Interface dataset entries
━━━━━━━━━━━━━━━━

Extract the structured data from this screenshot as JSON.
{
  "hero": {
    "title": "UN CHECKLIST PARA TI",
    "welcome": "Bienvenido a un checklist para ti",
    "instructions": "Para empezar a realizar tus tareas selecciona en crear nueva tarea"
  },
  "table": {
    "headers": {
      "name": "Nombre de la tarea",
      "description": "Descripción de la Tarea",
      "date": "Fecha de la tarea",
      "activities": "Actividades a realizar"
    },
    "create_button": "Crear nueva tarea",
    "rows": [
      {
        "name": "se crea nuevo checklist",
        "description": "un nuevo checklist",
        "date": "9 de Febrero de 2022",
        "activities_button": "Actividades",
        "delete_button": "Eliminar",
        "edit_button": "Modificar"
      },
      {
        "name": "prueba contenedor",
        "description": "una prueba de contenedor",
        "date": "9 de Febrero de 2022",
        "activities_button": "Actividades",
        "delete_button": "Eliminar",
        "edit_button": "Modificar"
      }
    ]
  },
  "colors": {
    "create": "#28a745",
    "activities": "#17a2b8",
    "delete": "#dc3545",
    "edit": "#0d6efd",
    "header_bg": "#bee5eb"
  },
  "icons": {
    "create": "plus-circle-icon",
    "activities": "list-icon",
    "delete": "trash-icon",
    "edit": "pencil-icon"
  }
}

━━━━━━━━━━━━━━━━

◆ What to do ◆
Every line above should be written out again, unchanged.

◆ Exercise output ◆
Extract the structured data from this screenshot as JSON.
{
  "hero": {
    "title": "UN CHECKLIST PARA TI",
    "welcome": "Bienvenido a un checklist para ti",
    "instructions": "Para empezar a realizar tus tareas selecciona en crear nueva tarea"
  },
  "table": {
    "headers": {
      "name": "Nombre de la tarea",
      "description": "Descripción de la Tarea",
      "date": "Fecha de la tarea",
      "activities": "Actividades a realizar"
    },
    "create_button": "Crear nueva tarea",
    "rows": [
      {
        "name": "se crea nuevo checklist",
        "description": "un nuevo checklist",
        "date": "9 de Febrero de 2022",
        "activities_button": "Actividades",
        "delete_button": "Eliminar",
        "edit_button": "Modificar"
      },
      {
        "name": "prueba contenedor",
        "description": "una prueba de contenedor",
        "date": "9 de Febrero de 2022",
        "activities_button": "Actividades",
        "delete_button": "Eliminar",
        "edit_button": "Modificar"
      }
    ]
  },
  "colors": {
    "create": "#28a745",
    "activities": "#17a2b8",
    "delete": "#dc3545",
    "edit": "#0d6efd",
    "header_bg": "#bee5eb"
  },
  "icons": {
    "create": "plus-circle-icon",
    "activities": "list-icon",
    "delete": "trash-icon",
    "edit": "pencil-icon"
  }
}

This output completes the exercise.